“Liverpool University cultural historian Alexandra Harris’s hugely acclaimed Romantic Moderns (Guardian First Book and Somerset Maugham Awards) overturned our picture of modernist culture. Now Harris discusses the life and work of Virginia Woolf, revealing a passionate, determined woman full of wit, vivacity and fun, whose life was shaped by her defiant refusal to submit to literary convention, social constraints and mental illness.” [ILF Programme]
The Sitting Room at Monk’s House. The armchair was one of Virginia Woolf’s favourite reading chairs. It is upholstered in a fabric designed by her sister, Vanessa Bell. ©NTPL/Eric Crichton [As seen here]
I’m expecting to get to Monk’s House next year (and felt the need to learn more about VW) with a friend and bought the book and had Ms Harris sign it for her. She hopes we will also have a chance to walk on The Downs whilst we are there … and I hope so too!
Later that afternoon I went to a Question and Answer format event featuring the FT ‘Slow Lane’ journalist and poet Harry Eyres who has recently published a book ‘Horace and me‘ a fascinating subject about whom I knew very little.
“Harry Eyres, theatre critic, wine writer, poet and ‘Slow Lane’ columnist for the Financial Times, journeys into the work of the Roman poet Horace, exploring his lessons for our time. The humble son of a freed slave, Horace championed modest pleasures in the face of imperial Rome’s wealth and expansion. A celebrity in his own time, Horace influenced writers from Voltaire to Hardy – and Boris Johnson!” [ILF Programme]
And finally last Saturday it was Deborah Alun-Jones who gave a short talk, then took questions from the presenter and then from the audience on the subject of her book (which I had read earlier this year) ‘The Wry Romance of the Literary Rectory‘.
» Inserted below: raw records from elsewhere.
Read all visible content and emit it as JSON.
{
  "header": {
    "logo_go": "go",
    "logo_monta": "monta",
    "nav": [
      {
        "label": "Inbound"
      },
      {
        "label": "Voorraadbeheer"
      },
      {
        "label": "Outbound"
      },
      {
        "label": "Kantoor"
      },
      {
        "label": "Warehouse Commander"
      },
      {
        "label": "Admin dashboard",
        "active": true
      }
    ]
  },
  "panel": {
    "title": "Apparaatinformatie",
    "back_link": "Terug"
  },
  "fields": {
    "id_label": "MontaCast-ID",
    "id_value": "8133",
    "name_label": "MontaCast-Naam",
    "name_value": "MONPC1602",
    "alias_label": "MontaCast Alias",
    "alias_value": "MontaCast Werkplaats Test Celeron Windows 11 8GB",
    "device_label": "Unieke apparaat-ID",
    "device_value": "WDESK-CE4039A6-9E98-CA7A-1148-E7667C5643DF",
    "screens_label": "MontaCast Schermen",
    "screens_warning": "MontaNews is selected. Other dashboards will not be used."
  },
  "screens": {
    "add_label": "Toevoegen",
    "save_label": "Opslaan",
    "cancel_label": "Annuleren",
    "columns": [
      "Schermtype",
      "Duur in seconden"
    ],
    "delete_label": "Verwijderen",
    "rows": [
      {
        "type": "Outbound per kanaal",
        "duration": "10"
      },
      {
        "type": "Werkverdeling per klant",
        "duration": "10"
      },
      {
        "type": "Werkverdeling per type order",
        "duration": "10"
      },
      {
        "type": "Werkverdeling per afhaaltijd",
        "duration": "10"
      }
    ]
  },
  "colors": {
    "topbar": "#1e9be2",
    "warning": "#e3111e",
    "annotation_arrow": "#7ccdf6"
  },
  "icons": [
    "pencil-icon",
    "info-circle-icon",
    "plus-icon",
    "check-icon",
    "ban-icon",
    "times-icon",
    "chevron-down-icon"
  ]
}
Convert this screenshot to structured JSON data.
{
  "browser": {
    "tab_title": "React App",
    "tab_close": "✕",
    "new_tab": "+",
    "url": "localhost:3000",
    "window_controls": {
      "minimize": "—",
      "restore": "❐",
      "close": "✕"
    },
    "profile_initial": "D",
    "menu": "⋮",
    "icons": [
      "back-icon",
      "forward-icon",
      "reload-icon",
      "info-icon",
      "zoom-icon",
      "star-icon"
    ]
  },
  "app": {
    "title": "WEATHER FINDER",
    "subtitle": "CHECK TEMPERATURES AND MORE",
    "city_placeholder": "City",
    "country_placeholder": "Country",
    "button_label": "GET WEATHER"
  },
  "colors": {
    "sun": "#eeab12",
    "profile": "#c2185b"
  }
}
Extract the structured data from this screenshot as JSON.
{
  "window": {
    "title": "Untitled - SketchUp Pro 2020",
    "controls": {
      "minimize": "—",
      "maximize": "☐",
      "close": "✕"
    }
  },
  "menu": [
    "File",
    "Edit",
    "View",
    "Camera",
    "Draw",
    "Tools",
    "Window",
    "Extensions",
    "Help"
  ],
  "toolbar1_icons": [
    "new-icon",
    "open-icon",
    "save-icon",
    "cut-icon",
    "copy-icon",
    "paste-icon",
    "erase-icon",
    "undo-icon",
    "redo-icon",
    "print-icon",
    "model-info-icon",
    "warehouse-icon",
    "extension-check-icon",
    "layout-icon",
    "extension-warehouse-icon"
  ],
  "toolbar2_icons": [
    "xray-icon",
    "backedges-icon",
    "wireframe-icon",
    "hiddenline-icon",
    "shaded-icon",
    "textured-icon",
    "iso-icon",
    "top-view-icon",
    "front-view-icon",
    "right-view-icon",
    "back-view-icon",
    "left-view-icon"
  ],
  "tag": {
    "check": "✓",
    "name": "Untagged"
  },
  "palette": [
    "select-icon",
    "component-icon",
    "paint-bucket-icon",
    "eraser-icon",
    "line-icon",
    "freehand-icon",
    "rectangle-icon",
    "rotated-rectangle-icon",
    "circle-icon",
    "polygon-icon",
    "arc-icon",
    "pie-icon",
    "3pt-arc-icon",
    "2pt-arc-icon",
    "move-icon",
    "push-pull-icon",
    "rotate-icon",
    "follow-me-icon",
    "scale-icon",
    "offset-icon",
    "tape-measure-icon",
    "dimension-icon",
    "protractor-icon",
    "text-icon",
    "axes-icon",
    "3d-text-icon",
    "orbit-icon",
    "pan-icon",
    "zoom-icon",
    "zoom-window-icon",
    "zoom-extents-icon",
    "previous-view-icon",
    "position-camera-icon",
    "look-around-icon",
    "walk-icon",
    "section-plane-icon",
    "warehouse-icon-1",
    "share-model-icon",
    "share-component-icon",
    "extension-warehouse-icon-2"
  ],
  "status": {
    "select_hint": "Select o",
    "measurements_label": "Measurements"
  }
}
“Author Deborah Alun-Jones strips away the idyllic exterior of the village rectory to reveal the lives of writers like Tennyson and Betjeman who lived and worked in them. She investigates hidden desire, domestic drama, bitterness and isolation – and the secrets of the highly creative environments from which some of the greatest English poetry and literature has emerged.“
Ms Alun-Jones had travelled the country visiting rectories (and vicarages, parsonages and the like) and although she mentions Jane Austen and the Brontes they are not included in this book. A future book will look at women in the rectory. The only woman to feature in this publication is Dorothy L. Sayers. The male authors are Sydney Smith (at Foston in Yorkshire); Alfred Tennyson (at Somersby in Lincolnshire); Rupert Brooke (at Granchester – also now home to Lord Archer); John Betjeman (at Farnborough); R.S.Thomas (at Manafon); George Herbert and Vikram Seth (at Bemerton) and The Benson and de Waal families (at Lincoln). I haven’t visited any of these places and I don’t think any are open to the public. Such a lively speaker and interesting topic it was a pity that the room was only half full. But those of us that were there were very appreciative of the talk.
Here is Shandy Hall in North Yorkshire and former home of Lawrence Sterne vicar of Coxwold – also not included in The Wry Romance
I wonder if Simon at Stuck-in-a-book has a comment to make about the wry romance of being brought up in vicarage?